Domoff and Niec believe this to be the first time PCIT has been used for parenting skills around screen-time limits, and are studying whether it can be an effective therapy for families struggling with children who can’t break away from technology.
“It's really focusing on taking what we know works for managing child behaviors in other contexts and applying it to these new contexts that parents are facing today,” Domoff said.
The psychologists emphasized that bonding with children first and establishing a loving atmosphere in which the children know that they are the center of parental attention is the first step. Then, effective limit-setting can take place.
Giving a warning, such as “OK, it’s about time for us to go to this next activity,” helps, Domoff said. This also gives parents time to find a natural stopping point in whatever the child is watching or playing to make it easier to pull them away, she added.
She said there is no shortage of families coming to them, and those who have tried their program say they are pleased with the results.
Heather and Dru, a Michigan couple, realized their 6-year-old son, Jericho, had a screen addiction when his meltdowns escalated out of control. After being forced to turn off devices, Jericho got so angry, he would throw rocks at windows from the family’s backyard.
The family, who asked NBC News not to use their last name to protect their son’s privacy, underwent a 13-week training course with Domoff and Niec.

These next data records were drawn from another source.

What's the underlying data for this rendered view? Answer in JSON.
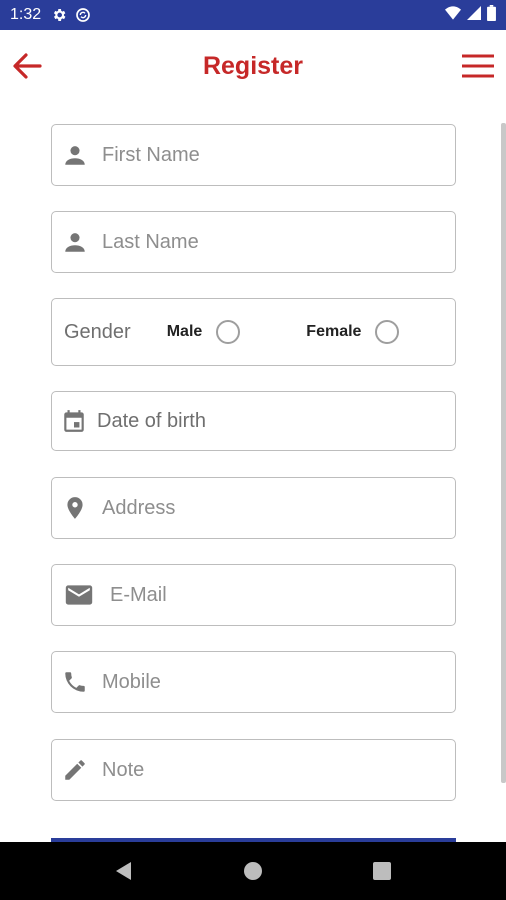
{
  "status_bar": {
    "time": "1:32",
    "icons": [
      "settings-icon",
      "sync-icon",
      "wifi-icon",
      "signal-icon",
      "battery-icon"
    ]
  },
  "app_bar": {
    "title": "Register",
    "back_icon": "arrow-left-icon",
    "menu_icon": "hamburger-menu-icon",
    "accent_color": "#c62828"
  },
  "form": {
    "first_name": {
      "placeholder": "First Name",
      "icon": "person-icon"
    },
    "last_name": {
      "placeholder": "Last Name",
      "icon": "person-icon"
    },
    "gender": {
      "label": "Gender",
      "options": [
        "Male",
        "Female"
      ]
    },
    "date_of_birth": {
      "placeholder": "Date of birth",
      "icon": "calendar-icon"
    },
    "address": {
      "placeholder": "Address",
      "icon": "location-pin-icon"
    },
    "email": {
      "placeholder": "E-Mail",
      "icon": "mail-icon"
    },
    "mobile": {
      "placeholder": "Mobile",
      "icon": "phone-icon"
    },
    "note": {
      "placeholder": "Note",
      "icon": "pencil-icon"
    }
  },
  "colors": {
    "status_bar": "#2a3d9a",
    "icon_gray": "#757575",
    "border": "#bdbdbd"
  },
  "nav_bar": {
    "buttons": [
      "back-triangle-icon",
      "home-circle-icon",
      "recents-square-icon"
    ]
  }
}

Heather and Dru said the course benefited them all. Jericho now gets an hour of screen time after school each day — but when it’s time to turn it off, he does so without protest.

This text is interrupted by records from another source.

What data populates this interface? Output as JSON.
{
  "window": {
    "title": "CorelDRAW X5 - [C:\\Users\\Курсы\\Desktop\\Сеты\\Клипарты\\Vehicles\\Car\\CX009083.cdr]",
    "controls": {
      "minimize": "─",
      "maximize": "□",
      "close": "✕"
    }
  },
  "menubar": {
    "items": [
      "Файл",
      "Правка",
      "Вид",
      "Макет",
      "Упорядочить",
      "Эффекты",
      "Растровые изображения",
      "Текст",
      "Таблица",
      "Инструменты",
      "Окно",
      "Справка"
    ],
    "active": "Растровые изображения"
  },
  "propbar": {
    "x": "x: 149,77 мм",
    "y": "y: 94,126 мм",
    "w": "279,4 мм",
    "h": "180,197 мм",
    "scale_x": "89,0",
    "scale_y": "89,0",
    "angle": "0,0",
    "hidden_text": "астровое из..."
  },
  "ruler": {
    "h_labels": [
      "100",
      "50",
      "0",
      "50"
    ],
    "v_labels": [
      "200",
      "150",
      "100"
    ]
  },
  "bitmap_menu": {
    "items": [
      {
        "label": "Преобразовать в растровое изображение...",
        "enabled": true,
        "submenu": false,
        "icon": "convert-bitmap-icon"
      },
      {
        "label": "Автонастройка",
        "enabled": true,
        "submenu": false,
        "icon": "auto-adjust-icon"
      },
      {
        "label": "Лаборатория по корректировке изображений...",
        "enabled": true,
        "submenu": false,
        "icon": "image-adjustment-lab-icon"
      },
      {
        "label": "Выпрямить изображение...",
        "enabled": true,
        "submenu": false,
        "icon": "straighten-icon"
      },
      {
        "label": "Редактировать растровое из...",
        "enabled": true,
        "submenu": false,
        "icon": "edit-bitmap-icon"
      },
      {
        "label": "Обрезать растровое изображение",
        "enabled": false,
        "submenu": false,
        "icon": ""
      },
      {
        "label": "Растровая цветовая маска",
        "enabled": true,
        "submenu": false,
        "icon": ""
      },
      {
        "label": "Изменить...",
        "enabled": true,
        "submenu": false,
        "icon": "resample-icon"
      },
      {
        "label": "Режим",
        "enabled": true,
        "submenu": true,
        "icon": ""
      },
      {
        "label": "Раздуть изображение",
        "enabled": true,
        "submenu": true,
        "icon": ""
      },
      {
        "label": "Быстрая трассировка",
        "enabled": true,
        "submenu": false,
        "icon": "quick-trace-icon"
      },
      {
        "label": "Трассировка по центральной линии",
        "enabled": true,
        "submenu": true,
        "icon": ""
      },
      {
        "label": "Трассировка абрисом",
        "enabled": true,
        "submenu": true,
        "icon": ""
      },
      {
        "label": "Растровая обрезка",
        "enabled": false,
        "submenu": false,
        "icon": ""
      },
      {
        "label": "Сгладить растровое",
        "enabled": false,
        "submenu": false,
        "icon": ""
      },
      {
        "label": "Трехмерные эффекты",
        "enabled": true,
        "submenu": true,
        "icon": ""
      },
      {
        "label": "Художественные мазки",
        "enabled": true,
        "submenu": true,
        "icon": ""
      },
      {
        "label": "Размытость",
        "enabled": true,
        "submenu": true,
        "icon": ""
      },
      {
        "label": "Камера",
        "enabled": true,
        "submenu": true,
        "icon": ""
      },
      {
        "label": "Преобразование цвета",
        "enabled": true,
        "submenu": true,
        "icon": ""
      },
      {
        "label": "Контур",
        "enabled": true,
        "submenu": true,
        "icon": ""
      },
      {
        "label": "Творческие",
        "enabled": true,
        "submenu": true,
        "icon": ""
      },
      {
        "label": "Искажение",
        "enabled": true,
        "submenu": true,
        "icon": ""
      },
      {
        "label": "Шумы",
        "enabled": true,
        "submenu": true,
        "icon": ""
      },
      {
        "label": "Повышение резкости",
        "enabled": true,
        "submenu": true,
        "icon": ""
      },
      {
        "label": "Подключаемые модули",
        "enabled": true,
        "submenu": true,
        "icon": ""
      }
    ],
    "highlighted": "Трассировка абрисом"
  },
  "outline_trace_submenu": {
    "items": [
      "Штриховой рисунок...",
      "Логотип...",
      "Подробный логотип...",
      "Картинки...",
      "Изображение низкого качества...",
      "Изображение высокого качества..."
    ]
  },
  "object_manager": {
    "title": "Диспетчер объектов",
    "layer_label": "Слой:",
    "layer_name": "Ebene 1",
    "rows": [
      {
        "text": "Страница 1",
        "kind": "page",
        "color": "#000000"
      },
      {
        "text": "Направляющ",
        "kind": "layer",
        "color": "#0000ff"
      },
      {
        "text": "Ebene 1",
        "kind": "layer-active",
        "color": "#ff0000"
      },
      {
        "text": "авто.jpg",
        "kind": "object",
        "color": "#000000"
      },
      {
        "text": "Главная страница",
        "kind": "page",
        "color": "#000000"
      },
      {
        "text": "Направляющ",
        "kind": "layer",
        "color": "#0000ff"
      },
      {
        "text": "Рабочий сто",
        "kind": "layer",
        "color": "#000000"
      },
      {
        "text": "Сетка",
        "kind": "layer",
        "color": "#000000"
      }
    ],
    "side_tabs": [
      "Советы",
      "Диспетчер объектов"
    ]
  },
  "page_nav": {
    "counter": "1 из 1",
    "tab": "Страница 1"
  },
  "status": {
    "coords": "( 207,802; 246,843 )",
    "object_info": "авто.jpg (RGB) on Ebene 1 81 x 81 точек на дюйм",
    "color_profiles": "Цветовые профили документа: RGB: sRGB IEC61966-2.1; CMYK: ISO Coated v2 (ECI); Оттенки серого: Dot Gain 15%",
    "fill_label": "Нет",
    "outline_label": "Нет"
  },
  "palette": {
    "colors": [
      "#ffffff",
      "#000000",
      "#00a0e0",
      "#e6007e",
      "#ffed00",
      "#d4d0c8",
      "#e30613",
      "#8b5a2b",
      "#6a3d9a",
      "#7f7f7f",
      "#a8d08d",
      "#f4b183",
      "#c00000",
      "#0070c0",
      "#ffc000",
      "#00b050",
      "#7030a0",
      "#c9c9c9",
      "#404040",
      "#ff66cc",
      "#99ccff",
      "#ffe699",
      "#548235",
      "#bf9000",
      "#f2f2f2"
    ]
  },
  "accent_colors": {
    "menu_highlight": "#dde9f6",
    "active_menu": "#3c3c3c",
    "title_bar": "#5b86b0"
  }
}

Earlier this week, the family returned to Domoff and Niec’s lab to show them the progress Jericho had made. They set him up with a video to watch on a smartphone. When it was time to stop watching, Heather kissed her son and told him, “We're going to give it another minute and then we're going to move on to the next thing, and we're going to play a little bit more, OK?”
When she took the phone away, Jericho didn’t object. Instead, he leaned into his mom and gently kissed her on the shoulder.
It’s progress for the family, but they admit it hasn’t been easy. Like many other parents, Heather and Dru used to rely on tablets and other devices as a “digital babysitter” for their son — something to distract him while they did dishes. The change in Jericho has helped them realize the chores can wait.
“The dishes will still be there. They don't really care if they're done or not, and I need to spend that time with him first, fill up his bucket,” Heather said. “It makes the rest of the day, the rest of the week so much better, because he's filled up.”
In Seattle, Maggie’s mother, Katie Harbison, a research assistant in pediatric nephrology at Seattle Children’s Hospital, feels the same way. During the half-hour screening with Christakis that Harbison volunteered Maggie for, she noticed that the longer her child played with her Elmo app, the harder it was to get her attention. Normally, Maggie gets her Elmo app during airplane rides or special occasions, but the family is trying to keep her digital use to a minimum otherwise.
Christakis said he believes some children are more at risk for compulsive digital media use than others. He compared it to alcoholism, which only certain people have a genetic predisposition for developing.
“The fundamental difference though is that unlike other addictive substances, we mandatorily expose everybody to a huge amount of digital media starting at a very, very young age,” he said.
But parents don’t necessarily have to try to avoid screen time altogether, he said. He hopes his research will identify children who are likeliest to develop a problem.
“We’re trying to help find them,” he said, “Finding the population that’s at risk so we can help parents set parameters early.”
This story was published in January 2020 and has been updated.
NBC News’ Jacob Ward and Chiara Sottile reported from Seattle and Mount Pleasant, Michigan. Elizabeth Chuck reported from New York.